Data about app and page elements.
■ ■ ■
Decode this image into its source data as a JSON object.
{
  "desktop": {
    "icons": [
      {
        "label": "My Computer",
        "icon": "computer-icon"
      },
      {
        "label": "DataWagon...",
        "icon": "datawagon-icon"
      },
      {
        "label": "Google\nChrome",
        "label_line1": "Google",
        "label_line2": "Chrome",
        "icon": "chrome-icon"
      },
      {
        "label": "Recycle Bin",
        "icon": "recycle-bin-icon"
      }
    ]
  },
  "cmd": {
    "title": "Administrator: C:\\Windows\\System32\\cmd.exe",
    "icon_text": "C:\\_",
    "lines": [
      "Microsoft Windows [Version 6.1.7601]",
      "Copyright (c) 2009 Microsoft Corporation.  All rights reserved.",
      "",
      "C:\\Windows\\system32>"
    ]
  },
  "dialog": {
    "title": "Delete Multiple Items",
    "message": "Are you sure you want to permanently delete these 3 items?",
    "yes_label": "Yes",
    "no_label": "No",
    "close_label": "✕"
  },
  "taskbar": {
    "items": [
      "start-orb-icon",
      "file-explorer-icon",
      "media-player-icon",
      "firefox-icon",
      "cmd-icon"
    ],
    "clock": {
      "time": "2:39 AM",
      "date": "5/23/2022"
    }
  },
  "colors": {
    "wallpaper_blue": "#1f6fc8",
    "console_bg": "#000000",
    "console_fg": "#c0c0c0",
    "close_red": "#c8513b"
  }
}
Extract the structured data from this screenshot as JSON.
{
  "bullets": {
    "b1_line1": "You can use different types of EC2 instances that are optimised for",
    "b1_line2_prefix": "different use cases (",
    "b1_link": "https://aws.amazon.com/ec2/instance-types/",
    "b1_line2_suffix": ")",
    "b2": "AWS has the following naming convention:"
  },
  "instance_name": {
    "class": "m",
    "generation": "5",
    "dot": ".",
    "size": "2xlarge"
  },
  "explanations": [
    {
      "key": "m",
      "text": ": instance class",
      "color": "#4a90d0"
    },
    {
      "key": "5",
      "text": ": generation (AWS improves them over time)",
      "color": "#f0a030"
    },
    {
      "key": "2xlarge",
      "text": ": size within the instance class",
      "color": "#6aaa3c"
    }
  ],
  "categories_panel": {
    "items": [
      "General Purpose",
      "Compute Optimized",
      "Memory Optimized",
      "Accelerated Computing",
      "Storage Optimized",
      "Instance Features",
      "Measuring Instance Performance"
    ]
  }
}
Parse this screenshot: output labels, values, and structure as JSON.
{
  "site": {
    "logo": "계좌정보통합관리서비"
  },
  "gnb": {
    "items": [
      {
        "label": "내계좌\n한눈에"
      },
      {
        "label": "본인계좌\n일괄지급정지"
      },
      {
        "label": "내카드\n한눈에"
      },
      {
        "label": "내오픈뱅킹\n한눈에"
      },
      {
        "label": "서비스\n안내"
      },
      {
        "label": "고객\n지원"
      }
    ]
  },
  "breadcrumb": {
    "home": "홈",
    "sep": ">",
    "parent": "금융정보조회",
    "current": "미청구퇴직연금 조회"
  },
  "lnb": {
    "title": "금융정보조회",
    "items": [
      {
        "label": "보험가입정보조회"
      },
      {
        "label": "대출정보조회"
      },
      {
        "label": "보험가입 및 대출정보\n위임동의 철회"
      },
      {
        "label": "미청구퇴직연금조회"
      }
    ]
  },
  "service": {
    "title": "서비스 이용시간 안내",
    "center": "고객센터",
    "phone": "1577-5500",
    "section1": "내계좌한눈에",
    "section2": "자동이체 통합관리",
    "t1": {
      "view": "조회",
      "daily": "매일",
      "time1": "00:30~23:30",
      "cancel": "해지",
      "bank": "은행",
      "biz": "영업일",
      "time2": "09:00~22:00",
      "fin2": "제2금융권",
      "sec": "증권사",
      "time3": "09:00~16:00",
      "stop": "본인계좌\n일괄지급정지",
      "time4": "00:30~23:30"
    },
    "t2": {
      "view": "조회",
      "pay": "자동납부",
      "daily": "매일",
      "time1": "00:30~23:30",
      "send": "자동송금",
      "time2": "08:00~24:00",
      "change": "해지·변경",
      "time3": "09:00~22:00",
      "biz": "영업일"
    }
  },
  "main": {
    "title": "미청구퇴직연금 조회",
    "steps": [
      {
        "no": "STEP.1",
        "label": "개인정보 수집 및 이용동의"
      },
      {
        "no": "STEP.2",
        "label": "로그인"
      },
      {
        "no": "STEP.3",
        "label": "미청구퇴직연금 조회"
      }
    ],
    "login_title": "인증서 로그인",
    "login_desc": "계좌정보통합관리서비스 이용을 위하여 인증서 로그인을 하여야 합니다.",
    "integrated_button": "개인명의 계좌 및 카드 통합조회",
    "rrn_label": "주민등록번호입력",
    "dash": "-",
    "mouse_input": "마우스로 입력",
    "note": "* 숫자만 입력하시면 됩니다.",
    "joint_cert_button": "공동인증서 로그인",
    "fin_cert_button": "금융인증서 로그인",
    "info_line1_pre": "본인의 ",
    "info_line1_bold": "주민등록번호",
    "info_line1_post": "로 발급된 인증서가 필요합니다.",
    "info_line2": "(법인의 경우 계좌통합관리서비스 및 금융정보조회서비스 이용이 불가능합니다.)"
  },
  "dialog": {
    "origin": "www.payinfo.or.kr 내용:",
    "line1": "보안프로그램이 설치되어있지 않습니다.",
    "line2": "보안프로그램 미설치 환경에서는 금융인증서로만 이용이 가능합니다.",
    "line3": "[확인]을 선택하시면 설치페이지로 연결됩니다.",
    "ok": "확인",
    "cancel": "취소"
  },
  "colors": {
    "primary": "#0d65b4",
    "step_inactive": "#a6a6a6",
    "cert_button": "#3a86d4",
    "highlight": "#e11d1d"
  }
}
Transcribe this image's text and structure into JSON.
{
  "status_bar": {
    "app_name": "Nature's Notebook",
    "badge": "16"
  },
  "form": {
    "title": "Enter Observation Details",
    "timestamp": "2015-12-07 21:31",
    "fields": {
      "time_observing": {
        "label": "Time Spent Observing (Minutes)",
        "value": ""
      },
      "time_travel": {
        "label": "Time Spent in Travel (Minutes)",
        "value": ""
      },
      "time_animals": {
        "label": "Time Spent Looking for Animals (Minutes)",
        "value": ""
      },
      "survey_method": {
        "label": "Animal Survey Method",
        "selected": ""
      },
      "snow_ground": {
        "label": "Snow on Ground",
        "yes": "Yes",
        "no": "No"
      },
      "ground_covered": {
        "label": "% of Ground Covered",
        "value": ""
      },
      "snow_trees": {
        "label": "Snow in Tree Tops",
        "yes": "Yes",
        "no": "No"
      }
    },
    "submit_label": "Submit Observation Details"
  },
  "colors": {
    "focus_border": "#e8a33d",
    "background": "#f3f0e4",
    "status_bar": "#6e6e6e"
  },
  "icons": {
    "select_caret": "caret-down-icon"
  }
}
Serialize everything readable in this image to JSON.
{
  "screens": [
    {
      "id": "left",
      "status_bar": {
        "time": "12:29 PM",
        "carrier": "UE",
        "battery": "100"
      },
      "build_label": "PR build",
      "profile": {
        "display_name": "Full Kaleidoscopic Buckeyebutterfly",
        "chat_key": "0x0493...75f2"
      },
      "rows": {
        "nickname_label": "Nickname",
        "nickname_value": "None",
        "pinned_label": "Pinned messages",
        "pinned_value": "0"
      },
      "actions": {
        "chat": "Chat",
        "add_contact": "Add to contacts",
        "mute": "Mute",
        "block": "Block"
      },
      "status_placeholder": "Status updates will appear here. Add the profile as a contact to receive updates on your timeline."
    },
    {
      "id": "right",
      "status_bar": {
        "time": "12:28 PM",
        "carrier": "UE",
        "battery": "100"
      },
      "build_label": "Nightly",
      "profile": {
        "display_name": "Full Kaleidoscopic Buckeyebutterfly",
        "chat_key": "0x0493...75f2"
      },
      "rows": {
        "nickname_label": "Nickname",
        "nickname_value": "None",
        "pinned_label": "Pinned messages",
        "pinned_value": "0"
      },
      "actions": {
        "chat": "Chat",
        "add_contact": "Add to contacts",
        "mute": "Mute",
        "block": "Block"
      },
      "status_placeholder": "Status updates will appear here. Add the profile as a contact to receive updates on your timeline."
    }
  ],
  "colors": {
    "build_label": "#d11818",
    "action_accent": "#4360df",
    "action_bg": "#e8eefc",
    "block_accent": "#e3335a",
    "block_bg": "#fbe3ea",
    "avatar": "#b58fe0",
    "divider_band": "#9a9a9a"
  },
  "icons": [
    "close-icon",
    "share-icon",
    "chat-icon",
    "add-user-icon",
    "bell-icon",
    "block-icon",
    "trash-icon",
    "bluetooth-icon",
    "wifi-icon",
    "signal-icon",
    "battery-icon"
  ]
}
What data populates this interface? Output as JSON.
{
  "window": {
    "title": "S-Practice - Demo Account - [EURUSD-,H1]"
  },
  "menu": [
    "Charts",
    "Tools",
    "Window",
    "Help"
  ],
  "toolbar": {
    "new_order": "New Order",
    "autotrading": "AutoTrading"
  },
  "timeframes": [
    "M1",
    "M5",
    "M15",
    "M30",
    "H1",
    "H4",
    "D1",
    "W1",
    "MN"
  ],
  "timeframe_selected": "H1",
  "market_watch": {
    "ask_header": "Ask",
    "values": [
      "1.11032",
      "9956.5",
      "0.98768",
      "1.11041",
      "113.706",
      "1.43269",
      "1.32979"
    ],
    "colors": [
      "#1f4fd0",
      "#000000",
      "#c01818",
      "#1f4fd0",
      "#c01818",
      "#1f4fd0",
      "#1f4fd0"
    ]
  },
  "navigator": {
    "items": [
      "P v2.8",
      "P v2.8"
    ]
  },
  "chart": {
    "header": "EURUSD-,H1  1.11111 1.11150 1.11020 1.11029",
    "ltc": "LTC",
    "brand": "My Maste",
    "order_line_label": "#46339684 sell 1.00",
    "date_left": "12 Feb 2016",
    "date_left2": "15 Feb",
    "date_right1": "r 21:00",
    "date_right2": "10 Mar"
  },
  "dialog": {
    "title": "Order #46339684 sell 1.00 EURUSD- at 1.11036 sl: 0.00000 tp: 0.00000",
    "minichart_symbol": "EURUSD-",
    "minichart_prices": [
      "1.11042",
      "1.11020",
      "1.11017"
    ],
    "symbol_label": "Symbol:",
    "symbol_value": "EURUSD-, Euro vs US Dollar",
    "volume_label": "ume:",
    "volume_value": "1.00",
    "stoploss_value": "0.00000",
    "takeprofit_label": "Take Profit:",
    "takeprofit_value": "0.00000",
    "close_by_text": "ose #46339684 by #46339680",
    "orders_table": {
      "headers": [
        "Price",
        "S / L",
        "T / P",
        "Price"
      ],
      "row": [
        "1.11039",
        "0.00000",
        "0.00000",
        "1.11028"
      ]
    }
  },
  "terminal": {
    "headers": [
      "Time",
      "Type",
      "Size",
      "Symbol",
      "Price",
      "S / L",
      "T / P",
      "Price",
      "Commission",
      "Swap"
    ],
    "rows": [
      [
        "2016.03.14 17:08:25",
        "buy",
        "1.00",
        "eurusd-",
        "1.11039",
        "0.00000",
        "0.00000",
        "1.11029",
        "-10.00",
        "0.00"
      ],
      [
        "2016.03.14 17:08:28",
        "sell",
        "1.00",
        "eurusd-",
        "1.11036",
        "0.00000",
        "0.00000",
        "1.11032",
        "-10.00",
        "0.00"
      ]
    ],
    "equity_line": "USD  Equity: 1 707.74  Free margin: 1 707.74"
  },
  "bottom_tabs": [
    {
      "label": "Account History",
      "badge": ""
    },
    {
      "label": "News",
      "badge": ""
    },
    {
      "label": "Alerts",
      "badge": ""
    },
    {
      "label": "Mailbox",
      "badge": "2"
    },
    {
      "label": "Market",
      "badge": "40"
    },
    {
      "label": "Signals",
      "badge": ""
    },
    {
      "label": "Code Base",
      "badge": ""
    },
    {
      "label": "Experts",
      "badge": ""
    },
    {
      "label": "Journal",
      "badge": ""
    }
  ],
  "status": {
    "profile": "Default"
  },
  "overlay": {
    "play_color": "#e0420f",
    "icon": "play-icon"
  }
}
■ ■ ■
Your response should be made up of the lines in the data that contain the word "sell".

Worked solution.
    "order_line_label": "#46339684 sell 1.00",
    "title": "Order #46339684 sell 1.00 EURUSD- at 1.11036 sl: 0.00000 tp: 0.00000",
        "sell",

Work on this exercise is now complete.